- Any attempt to boost hormone health is futile without first focusing on regulating your blood sugar. Eating fat in each meal helps the energy you gain from your food to last longer, preventing rapid rising and falling of your blood sugar throughout the day.
How do these fats help with fertility?
- Consuming fatty acids in preparation for pregnancy has been shown to play a supportive role in sperm implantation into the egg as well as pregnancy maintenance.
- Trans fatty acids (partially-hydrogenated oils such as margarine and those found in processed foods) have been shown to negatively impact the ovulation process.
- Not eating enough essential fatty acids can negatively impact hormones and imbalanced hormone health can have a negative effect on fertility.
So, there you have it!
- Make sure you’re eating a beneficial fat with each meal.
- Try incorporating more sources of omega-3 fatty acids (such as wild-caught salmon, mackerel, sardines, trout, etc) into your diet.
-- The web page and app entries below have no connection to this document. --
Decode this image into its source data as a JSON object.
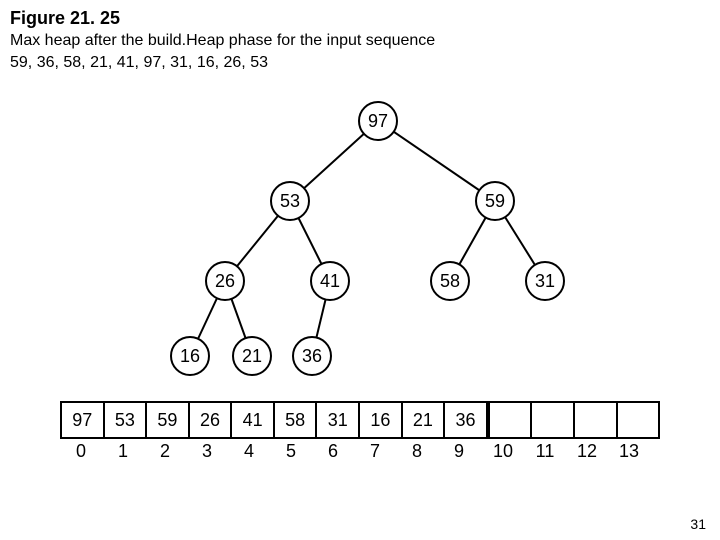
{
  "figure": {
    "label": "Figure 21. 25",
    "caption_line1": "Max heap after the build.Heap phase for the input sequence",
    "caption_line2": "59, 36, 58, 21, 41, 97, 31, 16, 26, 53"
  },
  "chart_data": {
    "type": "tree",
    "tree": {
      "value": 97,
      "children": [
        {
          "value": 53,
          "children": [
            {
              "value": 26,
              "children": [
                {
                  "value": 16
                },
                {
                  "value": 21
                }
              ]
            },
            {
              "value": 41,
              "children": [
                {
                  "value": 36
                }
              ]
            }
          ]
        },
        {
          "value": 59,
          "children": [
            {
              "value": 58
            },
            {
              "value": 31
            }
          ]
        }
      ]
    },
    "array": {
      "values": [
        "97",
        "53",
        "59",
        "26",
        "41",
        "58",
        "31",
        "16",
        "21",
        "36",
        "",
        "",
        "",
        ""
      ],
      "indices": [
        "0",
        "1",
        "2",
        "3",
        "4",
        "5",
        "6",
        "7",
        "8",
        "9",
        "10",
        "11",
        "12",
        "13"
      ],
      "separator_after_index": 9
    }
  },
  "nodes": {
    "n0": "97",
    "n1": "53",
    "n2": "59",
    "n3": "26",
    "n4": "41",
    "n5": "58",
    "n6": "31",
    "n7": "16",
    "n8": "21",
    "n9": "36"
  },
  "page_number": "31"
}
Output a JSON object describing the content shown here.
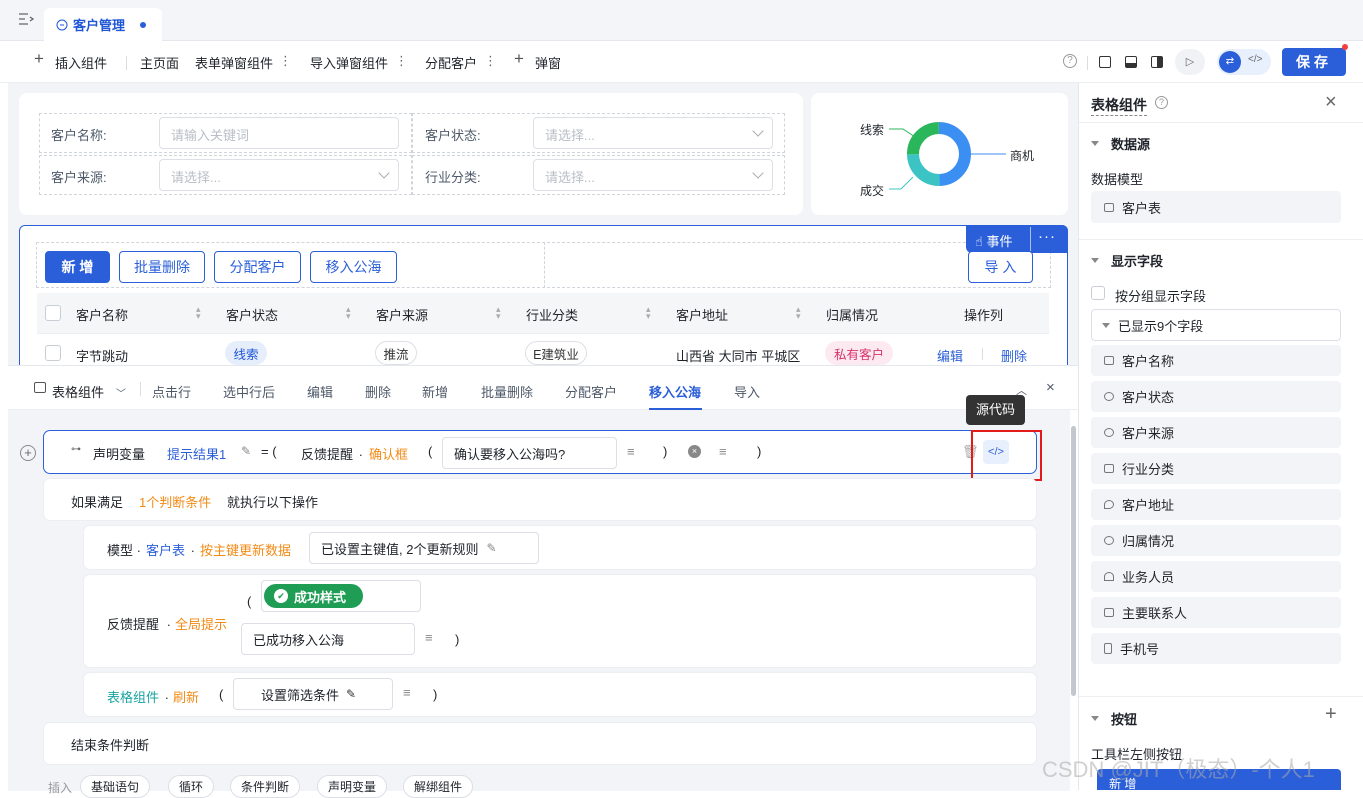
{
  "tab": {
    "title": "客户管理"
  },
  "toolbar": {
    "insert": "插入组件",
    "main_page": "主页面",
    "form_dialog": "表单弹窗组件",
    "import_dialog": "导入弹窗组件",
    "assign": "分配客户",
    "popup": "弹窗",
    "save": "保存"
  },
  "filters": {
    "name_label": "客户名称:",
    "name_placeholder": "请输入关键词",
    "status_label": "客户状态:",
    "status_placeholder": "请选择...",
    "source_label": "客户来源:",
    "source_placeholder": "请选择...",
    "industry_label": "行业分类:",
    "industry_placeholder": "请选择..."
  },
  "donut": {
    "labels": [
      "线索",
      "商机",
      "成交"
    ],
    "colors": [
      "#3b8ff3",
      "#2ab65a",
      "#3cc4c4"
    ]
  },
  "table_toolbar": {
    "add": "新 增",
    "batch_delete": "批量删除",
    "assign": "分配客户",
    "move_pool": "移入公海",
    "import": "导 入",
    "event": "事件"
  },
  "table": {
    "columns": [
      "客户名称",
      "客户状态",
      "客户来源",
      "行业分类",
      "客户地址",
      "归属情况",
      "操作列"
    ],
    "row": {
      "name": "字节跳动",
      "status": "线索",
      "source": "推流",
      "industry": "E建筑业",
      "address": "山西省 大同市 平城区",
      "owner": "私有客户",
      "edit": "编辑",
      "delete": "删除"
    }
  },
  "event_tabs": {
    "component": "表格组件",
    "items": [
      "点击行",
      "选中行后",
      "编辑",
      "删除",
      "新增",
      "批量删除",
      "分配客户",
      "移入公海",
      "导入"
    ],
    "active": "移入公海"
  },
  "tooltip": "源代码",
  "events": {
    "declare": {
      "label": "声明变量",
      "var": "提示结果1",
      "eq": "= (",
      "feedback": "反馈提醒",
      "dot": ".",
      "confirm": "确认框",
      "open": "(",
      "message": "确认要移入公海吗?",
      "close1": ")",
      "close2": ")"
    },
    "if": {
      "prefix": "如果满足",
      "cond": "1个判断条件",
      "suffix": "就执行以下操作"
    },
    "model": {
      "prefix": "模型",
      "dot1": ".",
      "model": "客户表",
      "dot2": ".",
      "action": "按主键更新数据",
      "value": "已设置主键值, 2个更新规则"
    },
    "feedback": {
      "prefix": "反馈提醒",
      "dot": ".",
      "action": "全局提示",
      "open": "(",
      "style": "成功样式",
      "message": "已成功移入公海",
      "close": ")"
    },
    "table_refresh": {
      "prefix": "表格组件",
      "dot": ".",
      "action": "刷新",
      "open": "(",
      "value": "设置筛选条件",
      "close": ")"
    },
    "end": "结束条件判断"
  },
  "bottom_tools": [
    "插入",
    "基础语句",
    "循环",
    "条件判断",
    "声明变量",
    "解绑组件"
  ],
  "sidebar": {
    "title": "表格组件",
    "datasource": "数据源",
    "model_label": "数据模型",
    "model": "客户表",
    "fields_title": "显示字段",
    "group_toggle": "按分组显示字段",
    "shown": "已显示9个字段",
    "fields": [
      "客户名称",
      "客户状态",
      "客户来源",
      "行业分类",
      "客户地址",
      "归属情况",
      "业务人员",
      "主要联系人",
      "手机号"
    ],
    "buttons_title": "按钮",
    "buttons_sub": "工具栏左侧按钮",
    "new_btn": "新 增"
  },
  "watermark": "CSDN @JIT（极态）-个人1"
}
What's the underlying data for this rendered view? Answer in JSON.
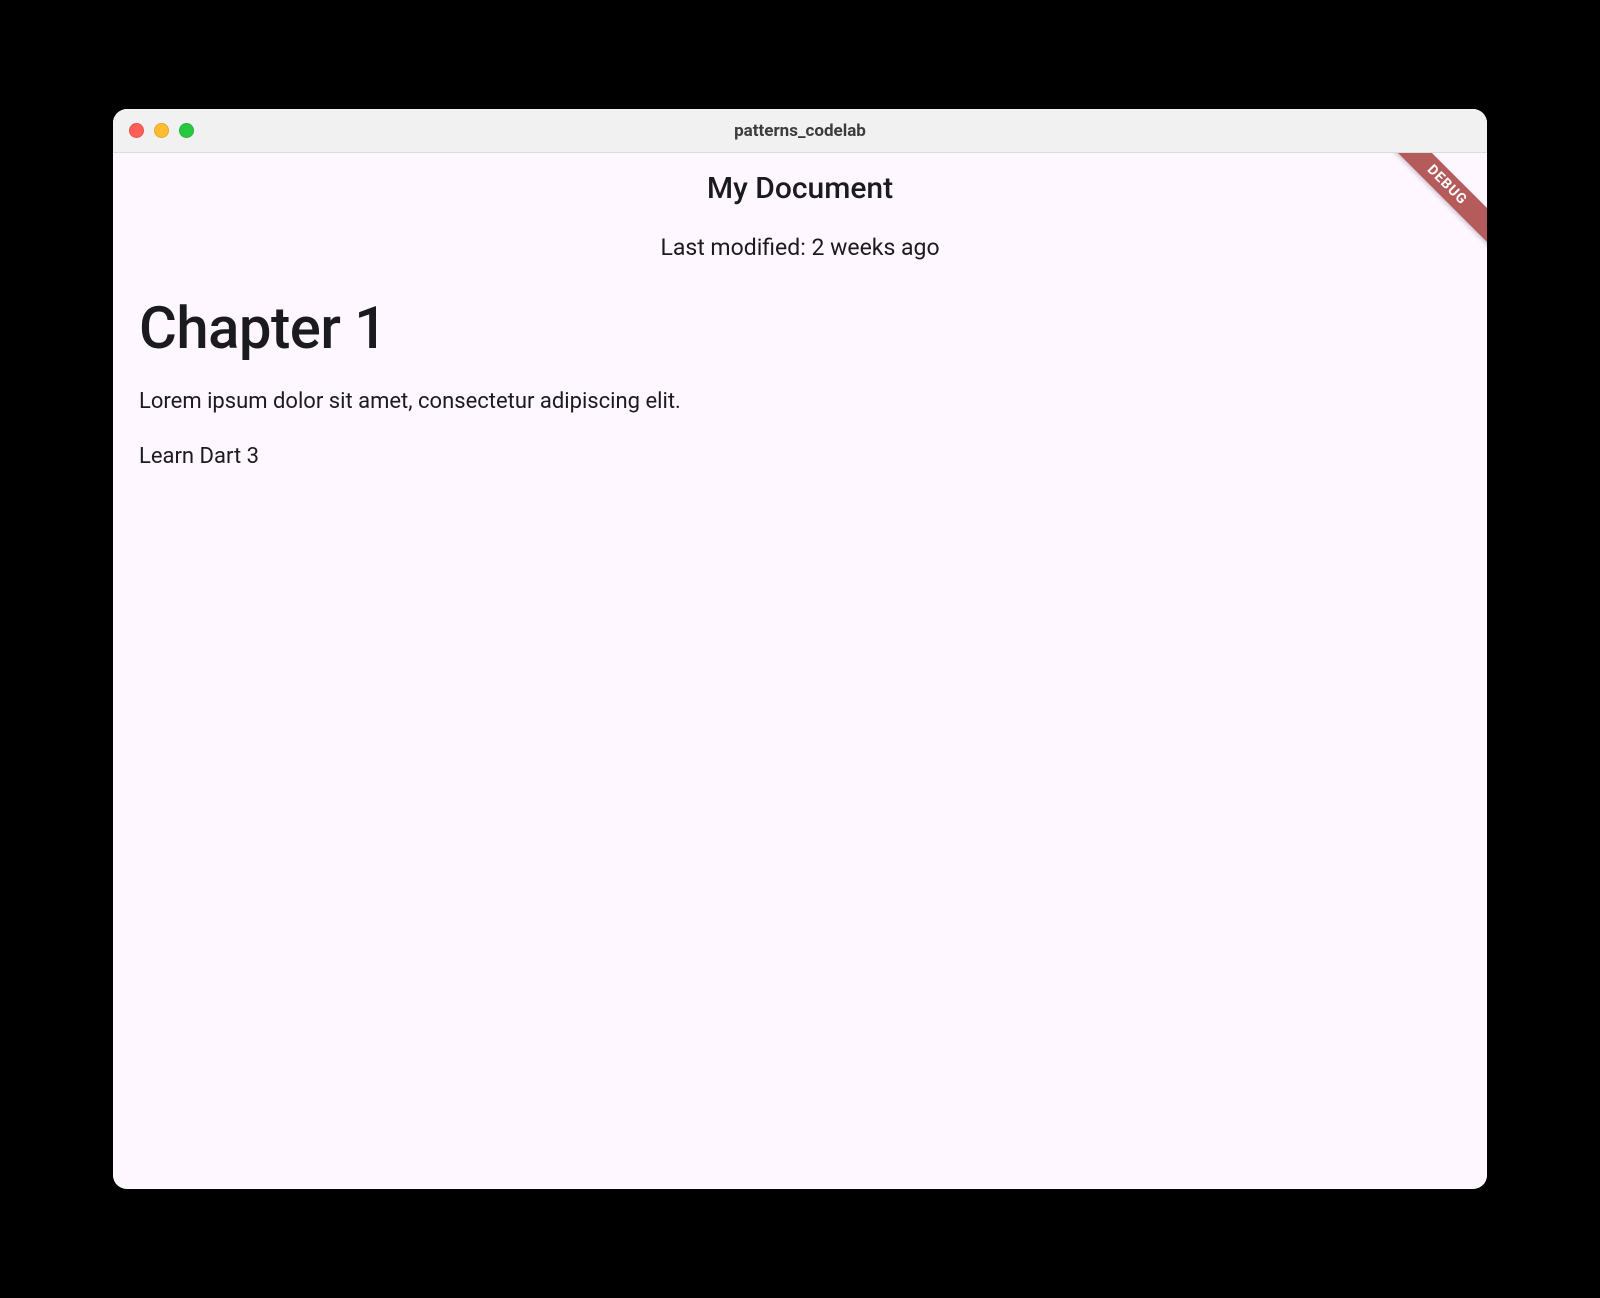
{
  "window": {
    "title": "patterns_codelab"
  },
  "debug_banner": "DEBUG",
  "appbar": {
    "title": "My Document"
  },
  "last_modified": "Last modified: 2 weeks ago",
  "content": {
    "heading": "Chapter 1",
    "paragraph": "Lorem ipsum dolor sit amet, consectetur adipiscing elit.",
    "checkbox_item": "Learn Dart 3"
  }
}
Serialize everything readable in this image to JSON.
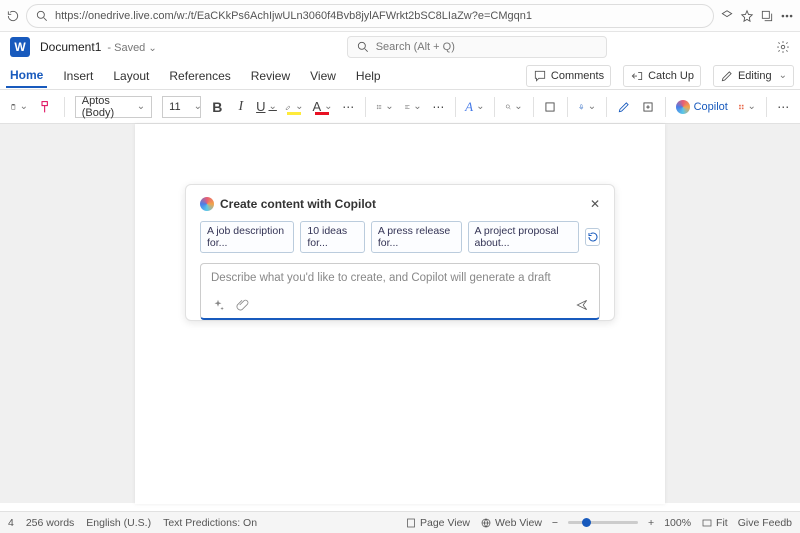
{
  "browser": {
    "url": "https://onedrive.live.com/w:/t/EaCKkPs6AchIjwULn3060f4Bvb8jylAFWrkt2bSC8LIaZw?e=CMgqn1"
  },
  "header": {
    "doc_title": "Document1",
    "saved_state": "Saved",
    "search_placeholder": "Search (Alt + Q)"
  },
  "tabs": [
    "Home",
    "Insert",
    "Layout",
    "References",
    "Review",
    "View",
    "Help"
  ],
  "right_tabs": {
    "comments": "Comments",
    "catch_up": "Catch Up",
    "editing": "Editing"
  },
  "ribbon": {
    "font_name": "Aptos (Body)",
    "font_size": "11",
    "copilot_label": "Copilot"
  },
  "copilot": {
    "title": "Create content with Copilot",
    "chips": [
      "A job description for...",
      "10 ideas for...",
      "A press release for...",
      "A project proposal about..."
    ],
    "placeholder": "Describe what you'd like to create, and Copilot will generate a draft"
  },
  "status": {
    "page": "4",
    "words": "256 words",
    "lang": "English (U.S.)",
    "predictions": "Text Predictions: On",
    "page_view": "Page View",
    "web_view": "Web View",
    "zoom": "100%",
    "fit": "Fit",
    "feedback": "Give Feedb"
  }
}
If possible, try eating at least 3 sources a week. If you’re unable to eat that much omega-3 rich food, you may want to look into the benefits of fermented cod liver oil to supplement.
- Fatty acids can affect hormone health and fertility health, so make sure you’re eating the good kinds and limiting the bad kinds.
If you need any help further understanding how hormones and fertility are impacted by our fat intake, contact me here and let me know.
Take good care, y’all!
Take your free nutritional assessment!Yes, I’m interested!
Corie is a nutritional therapy practitioner. She specializes in helping her 1:1 clients clear up adult acne and ditch digestive discomfort. She believes that a nourishing diet can support the body's innate ability to heal. She's a big fan of grass-fed butter and will not shut up about the gut microbiome.